- Source information -

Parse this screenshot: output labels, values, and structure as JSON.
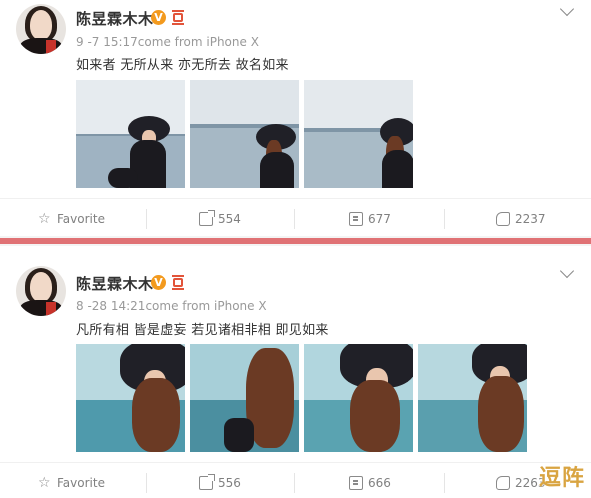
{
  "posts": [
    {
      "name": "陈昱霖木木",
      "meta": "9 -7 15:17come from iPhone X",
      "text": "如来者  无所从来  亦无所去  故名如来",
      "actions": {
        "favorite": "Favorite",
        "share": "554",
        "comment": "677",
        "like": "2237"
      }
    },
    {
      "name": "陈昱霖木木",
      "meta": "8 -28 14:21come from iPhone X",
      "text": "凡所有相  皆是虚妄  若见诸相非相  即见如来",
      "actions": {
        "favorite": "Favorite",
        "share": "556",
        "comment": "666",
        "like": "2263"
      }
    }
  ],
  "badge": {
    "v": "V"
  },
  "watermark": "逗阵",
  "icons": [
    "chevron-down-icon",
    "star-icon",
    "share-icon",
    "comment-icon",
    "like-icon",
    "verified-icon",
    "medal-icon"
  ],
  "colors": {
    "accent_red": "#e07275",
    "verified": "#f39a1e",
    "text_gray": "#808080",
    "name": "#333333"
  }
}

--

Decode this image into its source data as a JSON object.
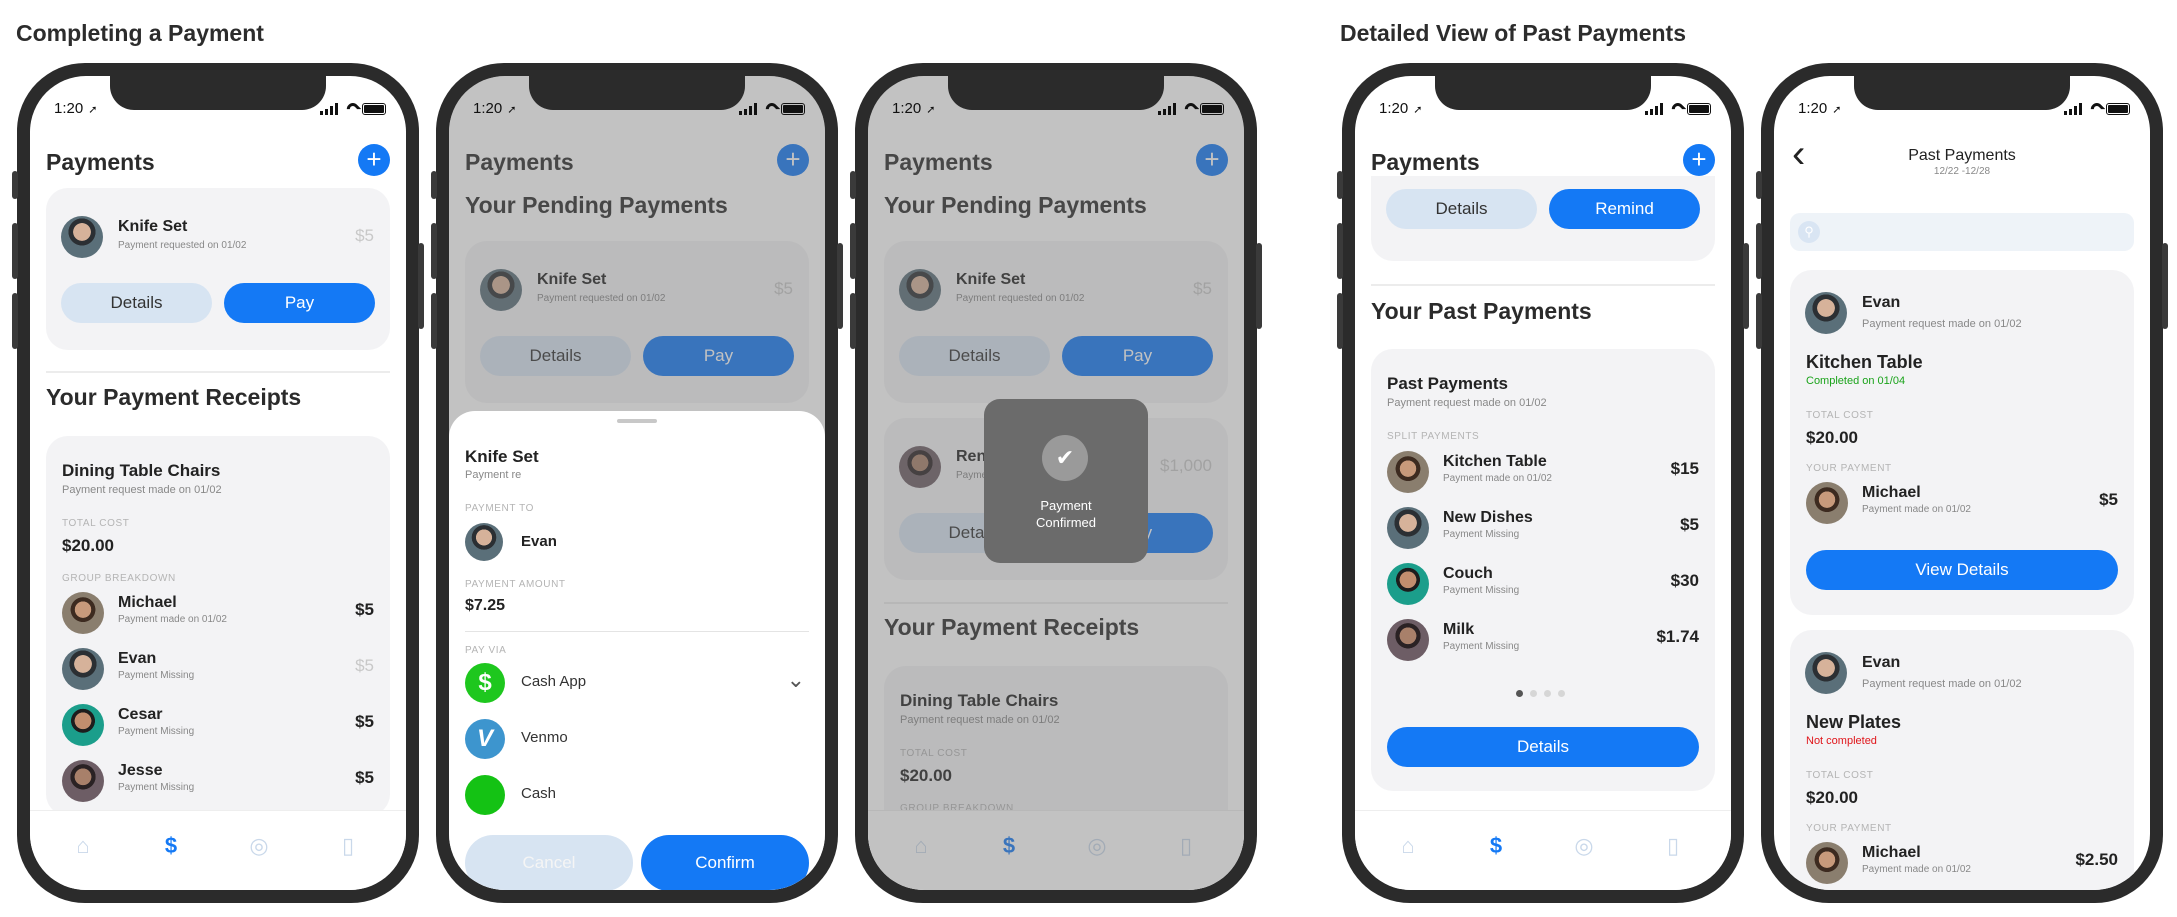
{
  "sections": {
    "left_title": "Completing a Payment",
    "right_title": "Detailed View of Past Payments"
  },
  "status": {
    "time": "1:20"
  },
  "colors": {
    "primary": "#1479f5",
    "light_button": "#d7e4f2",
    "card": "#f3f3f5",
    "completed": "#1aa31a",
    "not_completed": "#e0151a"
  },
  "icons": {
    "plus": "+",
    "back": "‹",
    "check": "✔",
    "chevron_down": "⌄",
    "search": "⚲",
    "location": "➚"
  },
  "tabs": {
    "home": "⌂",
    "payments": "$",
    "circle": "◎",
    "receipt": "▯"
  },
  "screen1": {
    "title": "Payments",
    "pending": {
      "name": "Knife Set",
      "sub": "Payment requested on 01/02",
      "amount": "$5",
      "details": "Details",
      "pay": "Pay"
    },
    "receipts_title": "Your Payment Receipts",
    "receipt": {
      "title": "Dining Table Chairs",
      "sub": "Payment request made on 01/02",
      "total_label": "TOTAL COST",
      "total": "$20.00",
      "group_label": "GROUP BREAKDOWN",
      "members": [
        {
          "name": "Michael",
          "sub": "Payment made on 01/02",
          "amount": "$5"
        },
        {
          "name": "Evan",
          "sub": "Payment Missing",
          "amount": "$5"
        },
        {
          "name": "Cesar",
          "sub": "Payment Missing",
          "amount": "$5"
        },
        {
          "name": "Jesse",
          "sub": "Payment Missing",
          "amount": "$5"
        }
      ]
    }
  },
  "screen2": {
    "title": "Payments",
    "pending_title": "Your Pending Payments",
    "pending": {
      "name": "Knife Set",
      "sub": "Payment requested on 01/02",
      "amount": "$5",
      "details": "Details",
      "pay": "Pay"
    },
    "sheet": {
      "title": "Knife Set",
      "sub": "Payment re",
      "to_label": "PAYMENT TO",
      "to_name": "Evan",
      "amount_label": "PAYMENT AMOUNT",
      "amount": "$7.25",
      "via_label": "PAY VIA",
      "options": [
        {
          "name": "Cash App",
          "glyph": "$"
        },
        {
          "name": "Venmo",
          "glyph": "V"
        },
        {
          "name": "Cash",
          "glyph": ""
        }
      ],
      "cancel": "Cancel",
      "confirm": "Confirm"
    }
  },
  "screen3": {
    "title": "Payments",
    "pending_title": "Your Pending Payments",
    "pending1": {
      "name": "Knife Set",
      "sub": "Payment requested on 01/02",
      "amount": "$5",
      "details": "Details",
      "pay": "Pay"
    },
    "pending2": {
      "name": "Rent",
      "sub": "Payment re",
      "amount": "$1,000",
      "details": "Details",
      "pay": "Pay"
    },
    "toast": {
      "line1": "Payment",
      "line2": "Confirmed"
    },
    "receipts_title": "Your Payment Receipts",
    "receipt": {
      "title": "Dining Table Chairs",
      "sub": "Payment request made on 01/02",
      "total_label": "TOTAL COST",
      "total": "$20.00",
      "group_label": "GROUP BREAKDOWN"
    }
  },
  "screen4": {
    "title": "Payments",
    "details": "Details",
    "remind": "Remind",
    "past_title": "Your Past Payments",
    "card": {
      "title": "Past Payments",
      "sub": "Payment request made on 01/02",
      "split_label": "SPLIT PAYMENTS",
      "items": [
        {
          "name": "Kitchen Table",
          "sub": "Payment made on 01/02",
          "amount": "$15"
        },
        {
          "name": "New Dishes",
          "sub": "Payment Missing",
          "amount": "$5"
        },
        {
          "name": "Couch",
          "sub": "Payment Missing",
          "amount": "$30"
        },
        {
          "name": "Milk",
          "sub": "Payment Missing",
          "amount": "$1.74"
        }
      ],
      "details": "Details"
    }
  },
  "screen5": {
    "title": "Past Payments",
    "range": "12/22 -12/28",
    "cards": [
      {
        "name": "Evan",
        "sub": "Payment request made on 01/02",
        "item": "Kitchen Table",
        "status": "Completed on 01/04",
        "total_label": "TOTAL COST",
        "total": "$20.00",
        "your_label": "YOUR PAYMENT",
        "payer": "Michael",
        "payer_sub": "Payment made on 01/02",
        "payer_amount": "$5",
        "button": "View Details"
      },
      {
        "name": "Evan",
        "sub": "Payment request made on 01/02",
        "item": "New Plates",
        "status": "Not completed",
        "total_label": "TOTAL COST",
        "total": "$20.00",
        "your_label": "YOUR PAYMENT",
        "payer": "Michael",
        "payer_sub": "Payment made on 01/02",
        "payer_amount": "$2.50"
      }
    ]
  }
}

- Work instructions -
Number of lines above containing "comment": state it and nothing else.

- Answer section -
3